James continues to punch the man who tries to escape from the van only to be grabbed and thrown back inside, hitting his head against the tool box.

Frank comes running up on the van at last past James' car, shouting.

FRANK: Jim, no! No!

James keeps punching the killer despite the fact the man been knocked unconscious from the blow to his head by the tool box.

FRANK: No!

He grabs James, pulls him back and has to physically hold onto him though he continues to struggle. Several police cars pull up with their lights and sirens on.

JAMES: No!

The officers rush to the orange van, all have their weapons drawn.

OFFICER: Call backup here.

James calms down enough to look over to the killer who is bloodied and unconscious beside the tool box filled with saws, hatchets, clippers.
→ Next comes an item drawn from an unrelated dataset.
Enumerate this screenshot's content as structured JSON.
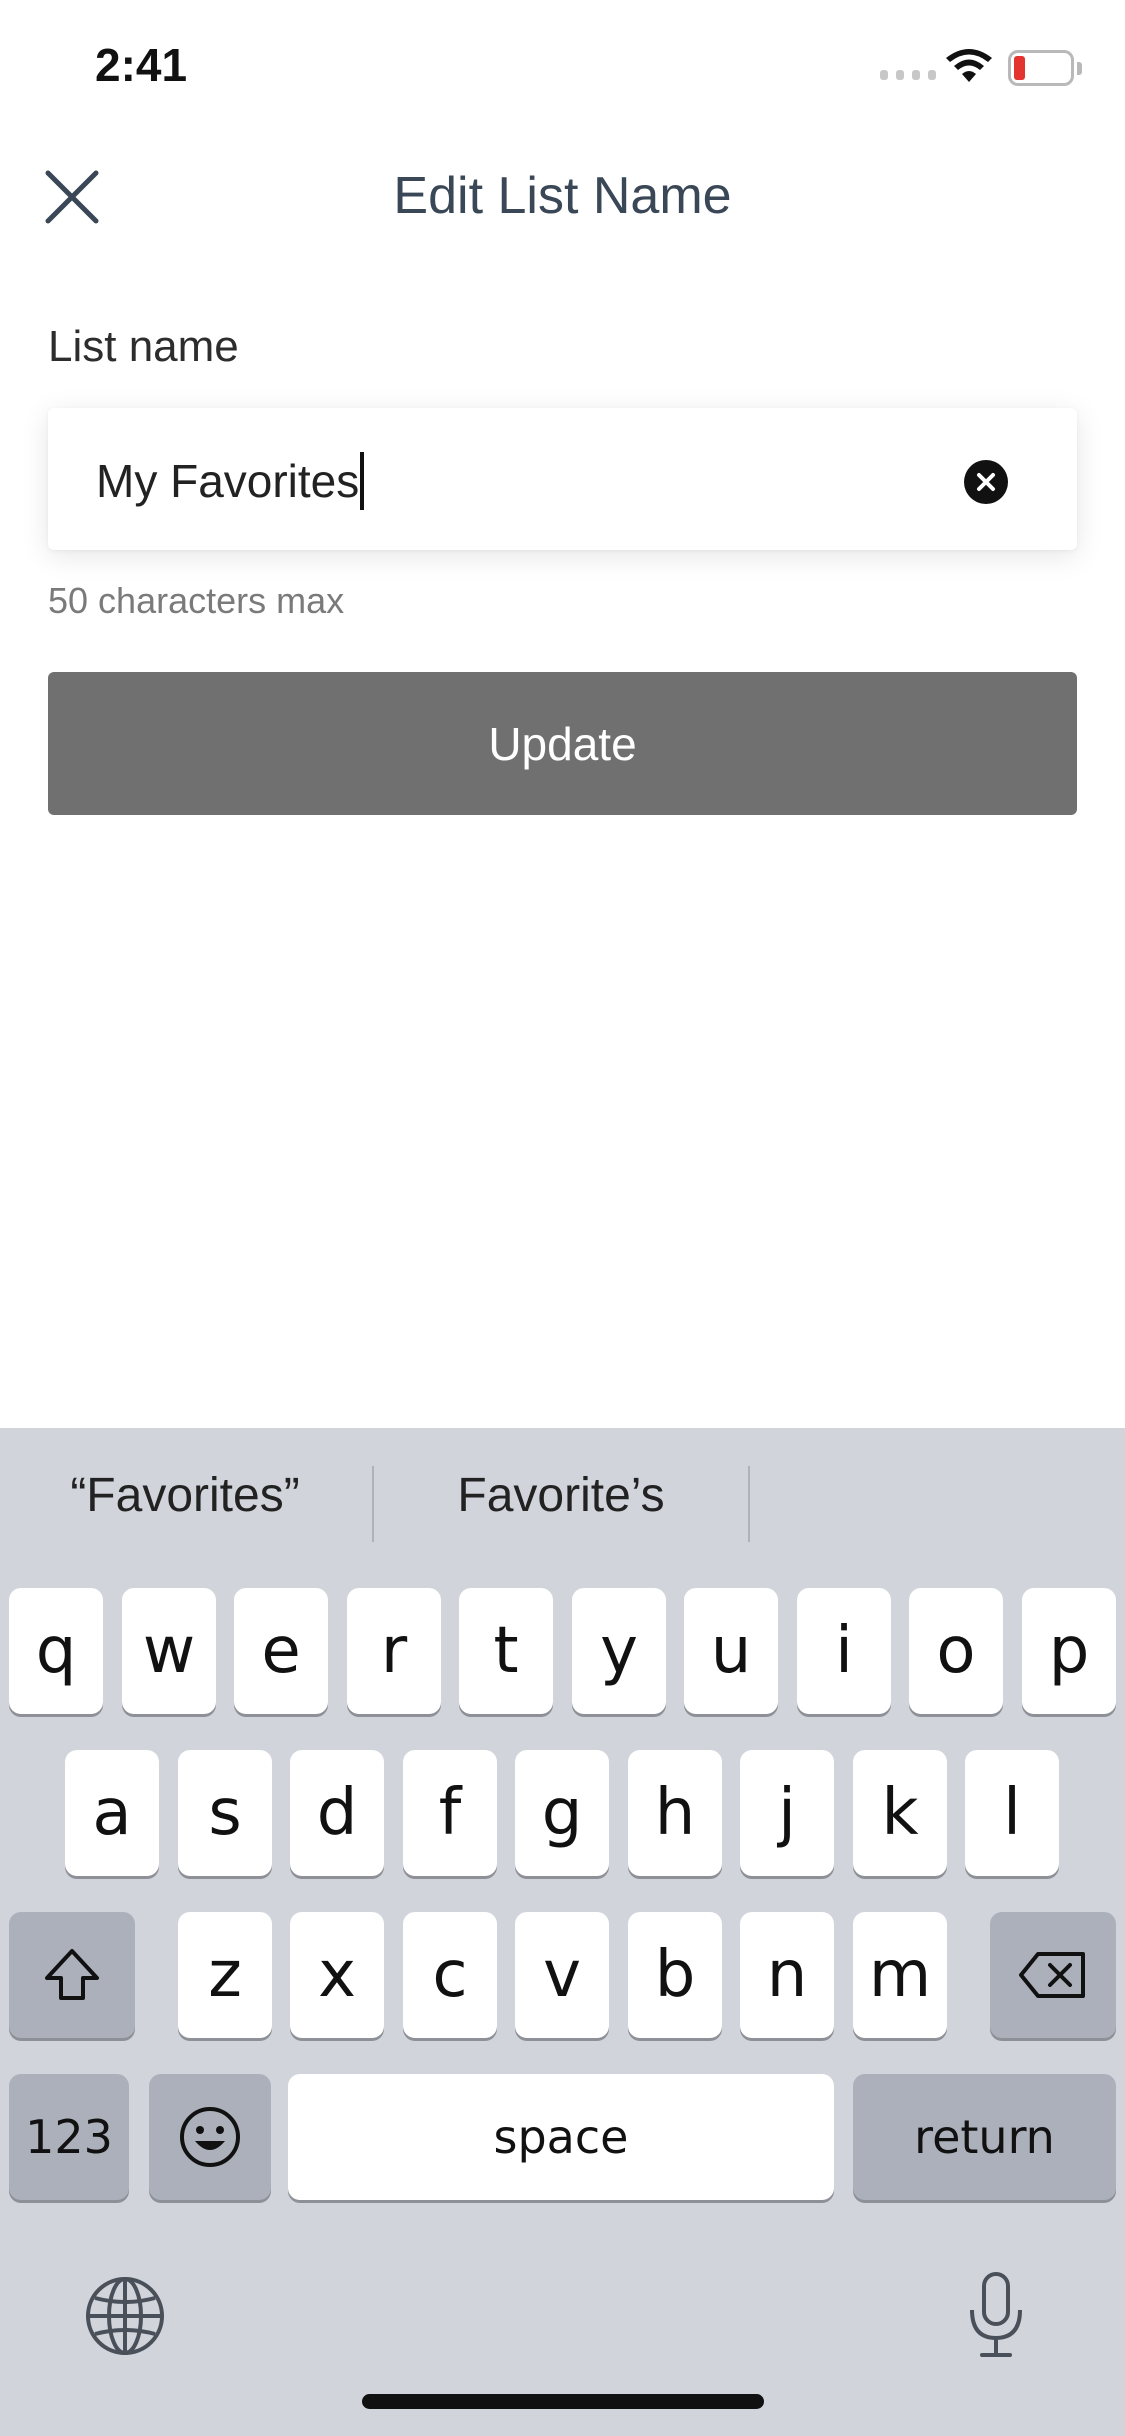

He finally realizes what he has done.

Frank, exhausted and angry, turns and walks away from the scene.

The officers go about the business of examining the scene, making their reports, etc. as the camera pulls back to show Frank walking away, alone.


James Horn's office. He is looking at a color photo of the killer. James is clean-shaven, having removed his beard and moustache. He tosses down the photo of the killer onto his desk. It lands in front of a photo of his young son, T.C. Footsteps can be heard approaching the office. James looks up to find Frank standing in the doorway.

FRANK: Just checking in. I'm back to Seattle.

He notices that most of James' things have been packed up in boxes around the office.

JAMES: Everything in the van is inadmissible.

FRANK: The victims' possessions were found at the subject's house. Hair and fiber, DNA samples. District attorney feels it's enough, that he won't get away.

Long pause.

JAMES: I wanted to work with the Group. And I know, because of my actions that's over, but - I need you to tell me - . Help me, Frank. How do you do this? Why do you do it?

Frank doesn't reply but just looks at James.

Night, the Black residence, the Blacks' bedroom. Catherine is fast asleep but Frank lies awake. Jordan quietly enters the bedroom. Her father picks her up and places her on top of his chest, cradling her head on his shoulder and caresses her back. He looks at her as she rubs her nose.

fade to black